PORTLAND, Ore. — Last summer’s deadly heat wave was unlike anything most Oregonians have ever experienced. Three consecutive days of record-breaking heat, which topped out at 116 degrees, resulted in the deaths of nearly 100 people.
The heat wave started on June 26, 2021, with a high of 108 degrees at Portland International Airport (PDX), breaking the all-time heat record of 107 degrees which was set in the 1980s. The next day, it hit 112 degrees and on June 28, PDX saw its hottest day on record when temperatures skyrocketed to 116 degrees.
Will it happen again? Experts say it's possible, but according to Larry O’Neill, a state climatologist and associate professor at Oregon State University, a trifecta of harsh conditions made last summer’s heat dome so extraordinary.
“The high-pressure system was just super large. It was high in intensity. It set records for how high the freezing level was,” said O’Neill. During the summer months, it’s pretty common to see freezing levels jump over 10,000 feet, which is the height of some our mountain peaks in the Cascade range.
The record-breaking temperatures also came during a time when the entire state was experiencing some level of drought.
O’Neill said the drought played a big role in the heat dome. The spring of 2021 was the driest on record for Oregon, and that meant there was no water to evaporate.
When water evaporates, it cools down the atmosphere. But because of how dry the landscape throughout the Pacific Northwest, there was nothing to cool the air.
“The third factor, of course, is climate change," O'Neil said. "The earth is steadily warming, so we have this baseline that just keeps going up and so that added a few degrees as well."
After last summer's heat wave, people want to know if this kind of weather event is something we'll see more often.
“Heat at that extreme level is unlikely over the next couple of decades, but it doesn’t mean that it’s not going to happen,” said Erica Fleishman, director of the Oregon Climate Change Research Institute.

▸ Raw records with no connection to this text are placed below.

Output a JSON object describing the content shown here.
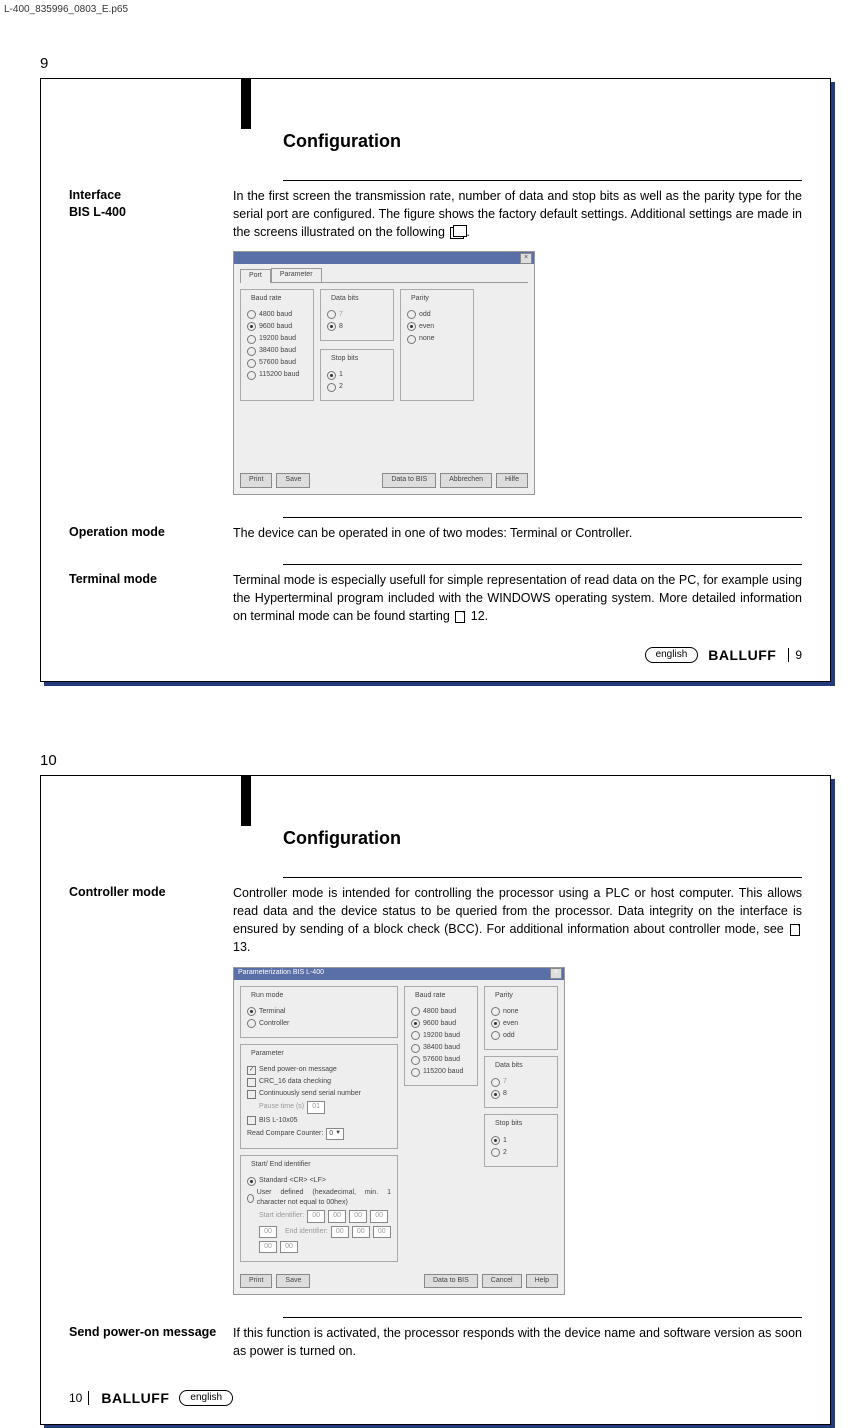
{
  "header_tag": "L-400_835996_0803_E.p65",
  "page9": {
    "number_top": "9",
    "title": "Configuration",
    "section1": {
      "label": "Interface\nBIS L-400",
      "text": "In the first screen the transmission rate, number of data and stop bits as well as the parity type for the serial port are configured. The figure shows the factory default settings. Additional settings are made in the screens illustrated on the following",
      "tail": "."
    },
    "fig1": {
      "tabs": [
        "Port",
        "Parameter"
      ],
      "groups": {
        "baud": {
          "legend": "Baud rate",
          "opts": [
            "4800 baud",
            "9600 baud",
            "19200 baud",
            "38400 baud",
            "57600 baud",
            "115200 baud"
          ],
          "sel": 1
        },
        "databits": {
          "legend": "Data bits",
          "opts": [
            "7",
            "8"
          ],
          "sel": 1
        },
        "stopbits": {
          "legend": "Stop bits",
          "opts": [
            "1",
            "2"
          ],
          "sel": 0
        },
        "parity": {
          "legend": "Parity",
          "opts": [
            "odd",
            "even",
            "none"
          ],
          "sel": 1
        }
      },
      "buttons": {
        "print": "Print",
        "save": "Save",
        "dtb": "Data to BIS",
        "abort": "Abbrechen",
        "help": "Hilfe"
      }
    },
    "section2": {
      "label": "Operation mode",
      "text": "The device can be operated in one of two modes: Terminal or Controller."
    },
    "section3": {
      "label": "Terminal mode",
      "text": "Terminal mode is especially usefull for simple representation of read data on the PC, for example using the Hyperterminal program included with the WINDOWS operating system. More detailed information on terminal mode can be found starting",
      "tail": " 12."
    },
    "footer": {
      "lang": "english",
      "brand": "BALLUFF",
      "page": "9"
    }
  },
  "page10": {
    "number_top": "10",
    "title": "Configuration",
    "section1": {
      "label": "Controller mode",
      "text": "Controller mode is intended for controlling the processor using a PLC or host computer. This allows read data and the device status to be queried from the processor. Data integrity on the interface is ensured by sending of a block check (BCC). For additional information about controller mode, see",
      "tail": " 13."
    },
    "fig2": {
      "title": "Parameterization BIS L-400",
      "runmode": {
        "legend": "Run mode",
        "opts": [
          "Terminal",
          "Controller"
        ],
        "sel": 0
      },
      "parameter": {
        "legend": "Parameter",
        "chks": [
          {
            "label": "Send power-on message",
            "sel": true
          },
          {
            "label": "CRC_16 data checking",
            "sel": false
          },
          {
            "label": "Continuously send serial number",
            "sel": false
          }
        ],
        "pausetime_label": "Pause time (s)",
        "pausetime_val": "01",
        "bis": {
          "label": "BIS L-10x05",
          "sel": false
        },
        "rcc_label": "Read Compare Counter:",
        "rcc_val": "0"
      },
      "startend": {
        "legend": "Start/ End identifier",
        "opts": [
          "Standard <CR> <LF>",
          "User defined (hexadecimal, min. 1 character not equal to 00hex)"
        ],
        "sel": 0,
        "start_label": "Start identifier:",
        "end_label": "End identifier:",
        "cells": [
          "00",
          "00",
          "00",
          "00",
          "00"
        ]
      },
      "baud": {
        "legend": "Baud rate",
        "opts": [
          "4800 baud",
          "9600 baud",
          "19200 baud",
          "38400 baud",
          "57600 baud",
          "115200 baud"
        ],
        "sel": 1
      },
      "parity": {
        "legend": "Parity",
        "opts": [
          "none",
          "even",
          "odd"
        ],
        "sel": 1
      },
      "databits": {
        "legend": "Data bits",
        "opts": [
          "7",
          "8"
        ],
        "sel": 1
      },
      "stopbits": {
        "legend": "Stop bits",
        "opts": [
          "1",
          "2"
        ],
        "sel": 0
      },
      "buttons": {
        "print": "Print",
        "save": "Save",
        "dtb": "Data to BIS",
        "cancel": "Cancel",
        "help": "Help"
      }
    },
    "section2": {
      "label": "Send power-on message",
      "text": "If this function is activated, the processor responds with the device name and software version as soon as power is turned on."
    },
    "footer": {
      "lang": "english",
      "brand": "BALLUFF",
      "page": "10"
    }
  }
}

She doesn’t believe heat waves like the one in 2021 will become the norm very soon, but she said it is likely there will be more heat waves and of longer durations of greater intensity.
Both O’Neill and Fleishman agree, while temperatures are warming on a global scale, that doesn’t mean we’re going to see these extremes year after year just yet.
“By the middle part of this century, so by 2050 or the 2100s, this event we had might be a one-in-10-year event or one-in-20-year event. So this is something we could see multiple times in our lifetimes.”
The challenging part, according to O’Neill, is making sure weather models pick up on the warming climate.
What we do know for sure is that it’s not just the Pacific Northwest's summers that are running warmer. Temperature are climbing across the globe every year.